South Africans squeeze new entrant

South Africans squeeze new entrant
Published: 13 October 2005

South African cement suppliers and local distributors have reportedly conspired to drive out newly introduced Cheetah Cement to maintain their monopoly in Namibia.  New Era investigations have revealed that the suppliers have offered local distributors a N$5 a bag rebate to stop them from selling Cheetah Cement.  Cheetah Cement is a product of Ardea Investment, a consortium of Namibian and Brazilian business persons. 

Cement prices have over the past two months plummeted to record levels, falling by 50 per cent from a high of around N$60 a bag to about N$30 and market sources suggest that prices display a cyclical trend, dropping as much as 50 per cent when a new shipment of  18,000t arrives from Brazil and then slowly rising until dropping again when the next shipment arrives!

In an effort to sustain the price, cartels that many say have been ripping off Namibians for decades, old guards in the country’s cement industry have drastically slashed the main building ingredient to force the new Cheetah to fold up.  A senior official at building material giant distributor Cashbuild yesterday could neither confirm nor deny having sealed the incentive deal from their SA suppliers (thought to be Holcim) which disallows them from selling Cheetah. 

Refusing to disclose his name and position after saying his managing director was in South Africa, the Cashbuild official said firms should face cut-throat competition in the global trading village.  "All we care about is providing the best products and services to our customers at the lowest cost and if one supplier is offering better incentives, why not utilise them?" said the official. 

Cheetah Cement managing director Agab Gowaseb confirmed in an interview yesterday that he was aware of the plot to squeeze his firm out of business.  "We know they are fighting us out of the market so that we close down.
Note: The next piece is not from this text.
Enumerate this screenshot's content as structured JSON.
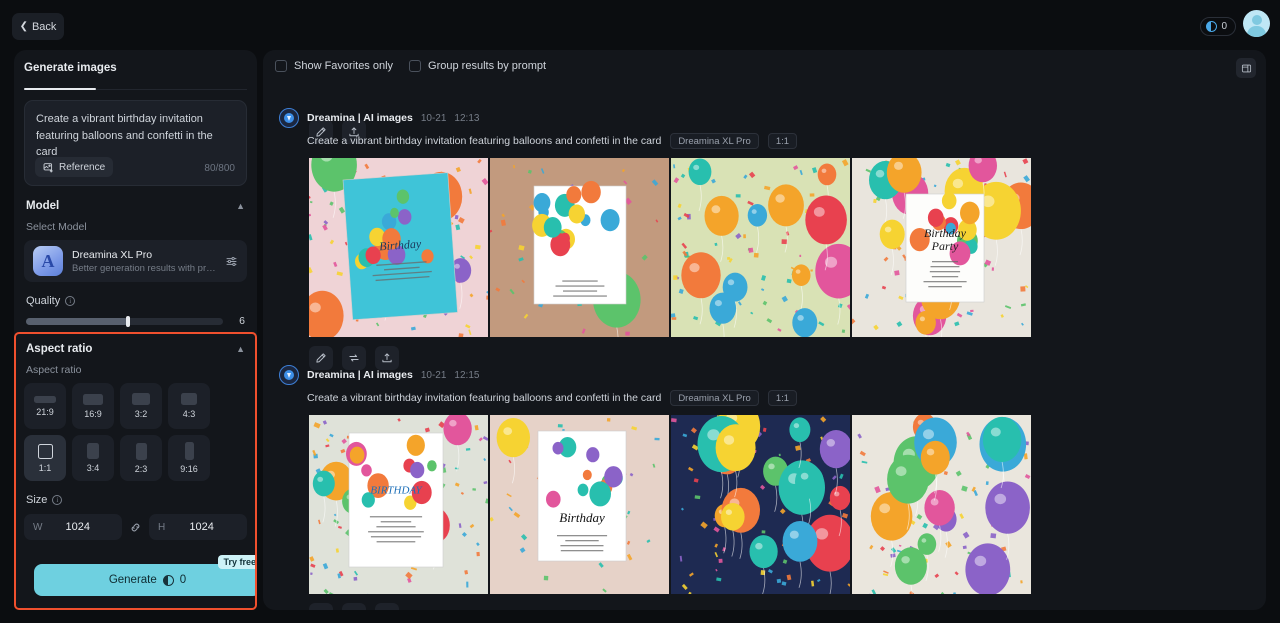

We are already making losses since we also have to cut the prices in order to remain in the market," said Gowaseb. 

He said SA cement manufacturers do not want Namibia to have its own plant so that they can continue to monopolise the country’s cement industry.  Gowaseb described the unfair trade practice as unforunate because his company will not only import cement from Brazil but start production in Namibia as well. 

Ardea Investment, is in the process of constructing a modern cement plant in Otjiwarongo to produce Cheetah cement at lower prices.  Such a plant will not only create employment and boost Government revenue, but also save foreign currency. 

The project is poised to create up to 350 jobs, not to mention the multiplier effects of such a project on the Namibian economy.  The plant under construction is situated at a government-resettled farm in Cleveland, five km northwest of Otjiwarongo. The plant, which will have the capacity to produce 600,000t of cement annually, is projected to attract N$360 million worth of investment.  Most of the money is expected to come from the Brazilian partners but Namibian shareholders hope to pump in more resources to attain a 50 per cent shareholding.  Gowaseb said his company would present the issue to the Ministry of Trade and Industry in order to chart the way forward.